In conclusion we will just extract the few points that are good principles.
“Begin each study session by asking Jehovah to give you holy spirit.” (Par.15) The only proviso we would suggest adding to this statement is, a study session is best centred on Jehovah’s word rather than man-made publications. If it has to include Watchtower publications, then perhaps a request to help you discern the real truth of his word and not be misled.
“Do not try to cover all the points in a paragraph.” (Par.18) This speaks for itself. It would be selfish and self-centred to answer all the points in any particular paragraph and not allow others an opportunity.
“As you now study each paragraph, read as many of the cited scriptures as you can.” (Par.15) In fact, rather than looking up other Watchtower reference material, endeavour to read all the cited and quoted scriptures in the Bible and do so in context if at all possible.
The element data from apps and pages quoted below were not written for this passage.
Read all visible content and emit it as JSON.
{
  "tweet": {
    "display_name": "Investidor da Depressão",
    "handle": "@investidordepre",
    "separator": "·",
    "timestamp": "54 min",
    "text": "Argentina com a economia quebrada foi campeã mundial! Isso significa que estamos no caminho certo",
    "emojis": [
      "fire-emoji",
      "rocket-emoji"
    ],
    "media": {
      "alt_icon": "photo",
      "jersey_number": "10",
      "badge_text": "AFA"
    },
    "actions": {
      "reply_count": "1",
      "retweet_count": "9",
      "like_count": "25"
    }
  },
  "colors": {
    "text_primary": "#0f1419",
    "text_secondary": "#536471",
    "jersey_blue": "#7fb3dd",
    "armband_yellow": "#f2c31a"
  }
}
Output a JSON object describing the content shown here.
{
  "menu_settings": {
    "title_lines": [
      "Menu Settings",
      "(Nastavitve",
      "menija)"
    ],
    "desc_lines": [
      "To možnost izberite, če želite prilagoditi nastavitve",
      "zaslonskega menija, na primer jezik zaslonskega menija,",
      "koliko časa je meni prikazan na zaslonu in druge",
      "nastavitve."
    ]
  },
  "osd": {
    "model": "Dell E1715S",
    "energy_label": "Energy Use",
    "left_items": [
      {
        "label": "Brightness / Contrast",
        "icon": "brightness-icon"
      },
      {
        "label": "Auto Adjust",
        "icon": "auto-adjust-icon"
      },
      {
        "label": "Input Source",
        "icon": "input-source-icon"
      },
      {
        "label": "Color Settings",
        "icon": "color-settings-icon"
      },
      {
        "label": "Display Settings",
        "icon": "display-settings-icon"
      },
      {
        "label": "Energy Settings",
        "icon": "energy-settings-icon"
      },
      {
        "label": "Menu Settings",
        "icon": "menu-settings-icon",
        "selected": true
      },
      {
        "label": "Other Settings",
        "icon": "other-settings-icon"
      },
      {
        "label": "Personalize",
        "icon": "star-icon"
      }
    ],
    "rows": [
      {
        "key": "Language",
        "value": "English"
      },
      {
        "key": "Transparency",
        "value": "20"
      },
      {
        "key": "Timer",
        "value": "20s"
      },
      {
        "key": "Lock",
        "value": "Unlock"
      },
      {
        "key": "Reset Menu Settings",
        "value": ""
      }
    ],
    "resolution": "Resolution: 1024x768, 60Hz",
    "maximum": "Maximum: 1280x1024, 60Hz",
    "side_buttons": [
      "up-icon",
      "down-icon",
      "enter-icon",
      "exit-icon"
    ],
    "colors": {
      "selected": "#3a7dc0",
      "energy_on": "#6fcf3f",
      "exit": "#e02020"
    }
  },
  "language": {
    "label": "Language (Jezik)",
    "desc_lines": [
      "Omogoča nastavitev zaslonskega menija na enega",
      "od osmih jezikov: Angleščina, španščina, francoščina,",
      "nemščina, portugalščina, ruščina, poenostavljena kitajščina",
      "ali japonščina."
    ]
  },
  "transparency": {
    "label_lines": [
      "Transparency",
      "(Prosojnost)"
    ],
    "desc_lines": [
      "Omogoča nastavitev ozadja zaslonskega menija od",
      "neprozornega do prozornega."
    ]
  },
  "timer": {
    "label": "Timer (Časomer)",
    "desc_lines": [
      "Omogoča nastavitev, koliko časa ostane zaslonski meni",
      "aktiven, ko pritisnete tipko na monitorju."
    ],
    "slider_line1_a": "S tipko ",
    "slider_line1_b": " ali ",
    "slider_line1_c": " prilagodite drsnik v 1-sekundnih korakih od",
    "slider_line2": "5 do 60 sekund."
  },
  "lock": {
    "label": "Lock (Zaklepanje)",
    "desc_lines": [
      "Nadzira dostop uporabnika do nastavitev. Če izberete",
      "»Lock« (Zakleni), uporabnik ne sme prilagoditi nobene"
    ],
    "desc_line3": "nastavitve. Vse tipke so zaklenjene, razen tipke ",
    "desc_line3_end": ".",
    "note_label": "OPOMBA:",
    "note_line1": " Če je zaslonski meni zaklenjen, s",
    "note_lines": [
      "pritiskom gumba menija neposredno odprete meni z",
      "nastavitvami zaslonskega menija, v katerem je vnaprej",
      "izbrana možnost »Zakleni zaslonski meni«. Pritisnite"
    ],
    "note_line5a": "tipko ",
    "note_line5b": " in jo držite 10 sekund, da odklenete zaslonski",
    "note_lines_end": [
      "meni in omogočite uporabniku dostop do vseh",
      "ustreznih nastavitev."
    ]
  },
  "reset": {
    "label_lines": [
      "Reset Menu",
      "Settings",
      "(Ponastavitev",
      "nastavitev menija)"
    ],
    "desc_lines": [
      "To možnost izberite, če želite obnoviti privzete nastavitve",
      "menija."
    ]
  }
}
Then you can discern whether what is being taught in the study article accurately reflects what the Bible teaches.
If we are able to ensure we use scriptures that we understand, we will be able to have confidence that any comments we give will be accurately based on God’s word rather than men’s thoughts. Finally, if our actions are always kind, considerate and loving we will be giving praise to Jehovah and Jesus Christ through our actions. This will also mean others will be encouraged by our actions as they see your faith in God and Jesus by your good Christian works rather than any JW specific “works”.
Perhaps we should leave the last word to Hebrews 10:24-25 which is a Read scripture in paragraph 6. There we are encouraged to “let us consider one another to incite to love and fine works, …. encouraging one another”. Rather than getting stressed about attempting to tell others in public what to do or more accurately, what the Organization wants them to do, surely it is far superior if we are able to show and lead by example with our love and fine works. (James 1:27)
One of the other problems with giving comments at meetings is the simplicity of the material. I feel for the poor brothers conducting when they need to fill time but with no meat in the article a couple hands are raised to repeat back what the paragraph says in a slightly different way. I know this is all part of the indoctrination process but the struggle is how to make a comment that your conscience allows you to, and not just being a parrot that slightly rephrases things. As with the dumbing down of the material, like the midweek meeting… Read more »
Totally agree, Pekanman. All discussion is stifled by the way the questions are worded, unless the conductor (I include the Tuesday meeting here) has the sense to go off track a bit, or even just invite further thoughts. How often does that happen ? The only time that should happen is with the midweek “Gems”, but there is seldom any time left by that point.